The Government has been pro-active in the search for solutions to economic difficulties. The Ministry of Finance & Planning has undertaken in collaboration with and the active participation of South Sudan’s Development Partners, a Public Financial Management Reform Process that will enhance accountability and transparency. And in tandem with this process the Ministry of Finance and the Bank of South Sudan (Central Bank) have engaged the International Monetary Fund (IMF) in an economic policy review exercise aimed at liberalizing the exchange rate and improving overall economic performance.
We are optimistic that the cumulative effect of these measures will among other things, assist the Government meet its financial obligations, notably the payment of salaries, fully and on time. The humanitarian situation currently obtaining in South Sudan is difficult and continues to demand robust intervention. Acting in concert with the international community the Government has managed to ameliorate the level of suffering engendered by the humanitarian crisis.
The Government constantly strives to remove bottlenecks constraining the timely delivery of humanitarian assistance to needy communities. Inter-communal conflicts over access to pastures and water among pastoralist and agro-pastoral communities have been largely exacerbated by the proliferation of small arms among the civil population.

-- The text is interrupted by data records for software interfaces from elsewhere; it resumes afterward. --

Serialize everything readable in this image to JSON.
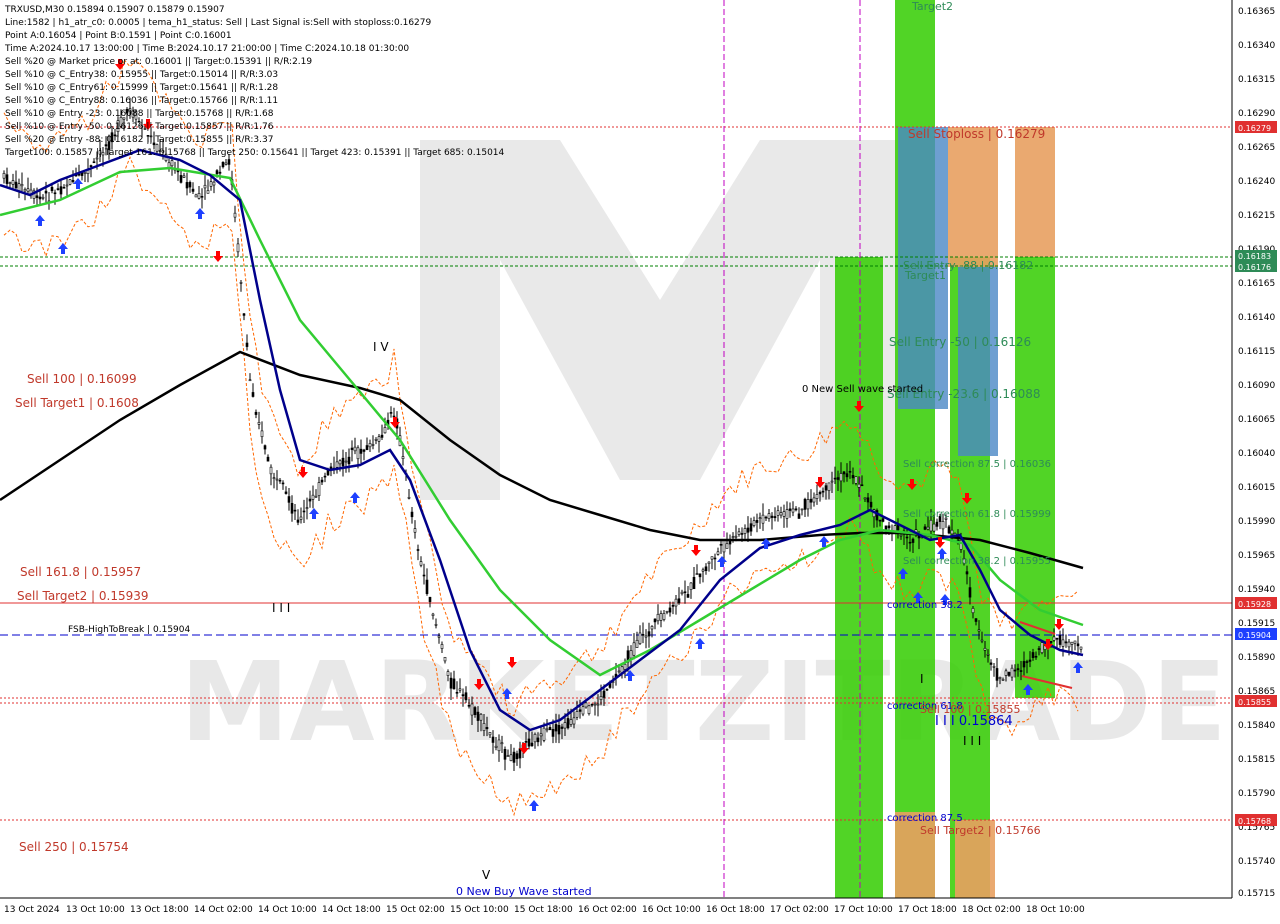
{
  "header": {
    "symbol": "TRXUSD,M30",
    "ohlc": "0.15894 0.15907 0.15879 0.15907",
    "lines": [
      "Line:1582 | h1_atr_c0: 0.0005 | tema_h1_status: Sell | Last Signal is:Sell with stoploss:0.16279",
      "Point A:0.16054 | Point B:0.1591 | Point C:0.16001",
      "Time A:2024.10.17 13:00:00 | Time B:2024.10.17 21:00:00 | Time C:2024.10.18 01:30:00",
      "Sell %20 @ Market price or at: 0.16001 || Target:0.15391 || R/R:2.19",
      "Sell %10 @ C_Entry38: 0.15955 || Target:0.15014 || R/R:3.03",
      "Sell %10 @ C_Entry61: 0.15999 || Target:0.15641 || R/R:1.28",
      "Sell %10 @ C_Entry88: 0.16036 || Target:0.15766 || R/R:1.11",
      "Sell %10 @ Entry -23: 0.16088 || Target:0.15768 || R/R:1.68",
      "Sell %10 @ Entry -50: 0.16126 || Target:0.15857 || R/R:1.76",
      "Sell %20 @ Entry -88: 0.16182 || Target:0.15855 || R/R:3.37",
      "Target100: 0.15857 || Target 161: 0.15768 || Target 250: 0.15641 || Target 423: 0.15391 || Target 685: 0.15014"
    ]
  },
  "watermark": "MARKETZITRADE",
  "colors": {
    "background": "#ffffff",
    "grid": "#c0c0c0",
    "bull_candle": "#000000",
    "bear_candle": "#000000",
    "black_ma": "#000000",
    "navy_ma": "#00008b",
    "green_ma": "#32cd32",
    "stop_band": "#ff6600",
    "green_zone": "#33cc00",
    "sell_label": "#c0392b",
    "sell_arrow": "#ff0000",
    "buy_arrow": "#1e40ff",
    "red_line": "#e03030",
    "blue_dash": "#0000cd",
    "green_dash": "#008000"
  },
  "price_axis": {
    "ticks": [
      "0.16365",
      "0.16340",
      "0.16315",
      "0.16290",
      "0.16265",
      "0.16240",
      "0.16215",
      "0.16190",
      "0.16165",
      "0.16140",
      "0.16115",
      "0.16090",
      "0.16065",
      "0.16040",
      "0.16015",
      "0.15990",
      "0.15965",
      "0.15940",
      "0.15915",
      "0.15890",
      "0.15865",
      "0.15840",
      "0.15815",
      "0.15790",
      "0.15765",
      "0.15740",
      "0.15715"
    ],
    "tags": [
      {
        "text": "0.16279",
        "color": "#e03030"
      },
      {
        "text": "0.16183",
        "color": "#2e8b57"
      },
      {
        "text": "0.16176",
        "color": "#2e8b57"
      },
      {
        "text": "0.15928",
        "color": "#e03030"
      },
      {
        "text": "0.15904",
        "color": "#1e40ff"
      },
      {
        "text": "0.15855",
        "color": "#e03030"
      },
      {
        "text": "0.15768",
        "color": "#e03030"
      }
    ]
  },
  "time_axis": [
    "13 Oct 2024",
    "13 Oct 10:00",
    "13 Oct 18:00",
    "14 Oct 02:00",
    "14 Oct 10:00",
    "14 Oct 18:00",
    "15 Oct 02:00",
    "15 Oct 10:00",
    "15 Oct 18:00",
    "16 Oct 02:00",
    "16 Oct 10:00",
    "16 Oct 18:00",
    "17 Oct 02:00",
    "17 Oct 10:00",
    "17 Oct 18:00",
    "18 Oct 02:00",
    "18 Oct 10:00"
  ],
  "left_labels": [
    {
      "text": "Sell 100 | 0.16099"
    },
    {
      "text": "Sell Target1 | 0.1608"
    },
    {
      "text": "Sell 161.8 | 0.15957"
    },
    {
      "text": "Sell Target2 | 0.15939"
    },
    {
      "text": "Sell 250 | 0.15754"
    }
  ],
  "fsb_label": "FSB-HighToBreak | 0.15904",
  "chart_labels": {
    "target2": "Target2",
    "stoploss": "Sell Stoploss | 0.16279",
    "entry88": "Sell Entry -88 | 0.16182",
    "target1": "Target1",
    "entry50": "Sell Entry -50 | 0.16126",
    "entry23": "Sell Entry -23.6 | 0.16088",
    "new_sell": "0 New Sell wave started",
    "corr88": "Sell correction 87.5 | 0.16036",
    "corr61": "Sell correction 61.8 | 0.15999",
    "corr38": "Sell correction 38.2 | 0.15955",
    "corr382b": "correction 38.2",
    "corr618": "correction 61.8",
    "target100": "Sell 100 | 0.15855",
    "corr875": "correction 87.5",
    "target2b": "Sell Target2 | 0.15766",
    "wave_iv": "I V",
    "wave_v": "V",
    "wave_iii_a": "I I I",
    "wave_iii_b": "I I I",
    "wave_i": "I",
    "point_label": "I I I 0.15864",
    "new_buy": "0 New Buy Wave started"
  }
}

Ultimately it becomes imperative that these illegal arms are collected and disposed of in a manner that ensures they never find their way back again into the hands of those from whom they were taken in the first place. The ongoing disarmament process that is regulated by law is essentially a peaceful exercise whereby Chiefs and Traditional leaders solicit the voluntary surrender of weapons from their people.
It is hoped that this endeavor will succeed and the Government will not be compelled to have recourse to coercive measures to strip the civil population of these weapons. However, in the event that the use of force becomes unavoidable the Government will not hesitate to use it to save lives and preserve law and order.
And such action if at all needed, will be carried out meanwhile strictly observing fundamental human rights. The Government of South Sudan cannot reflect on the humanitarian situation without pausing to express its profound gratitude to the international community for all that it has done thus far to mitigate the crisis.
We thank the United Nations, its Agencies and the international NGO community for the action they have taken to date, to ease the plight of the thousands that have been uprooted from their homes in Jonglei State and Pibor Administrative area by a combination of violent conflict and devastating floods. Given the recurrent nature of the phenomenon of flooding in those areas, we urge continued support in helping devise more durable solutions so that flooding and its attendant woes in flood-prone areas of South Sudan becomes a thing of the past.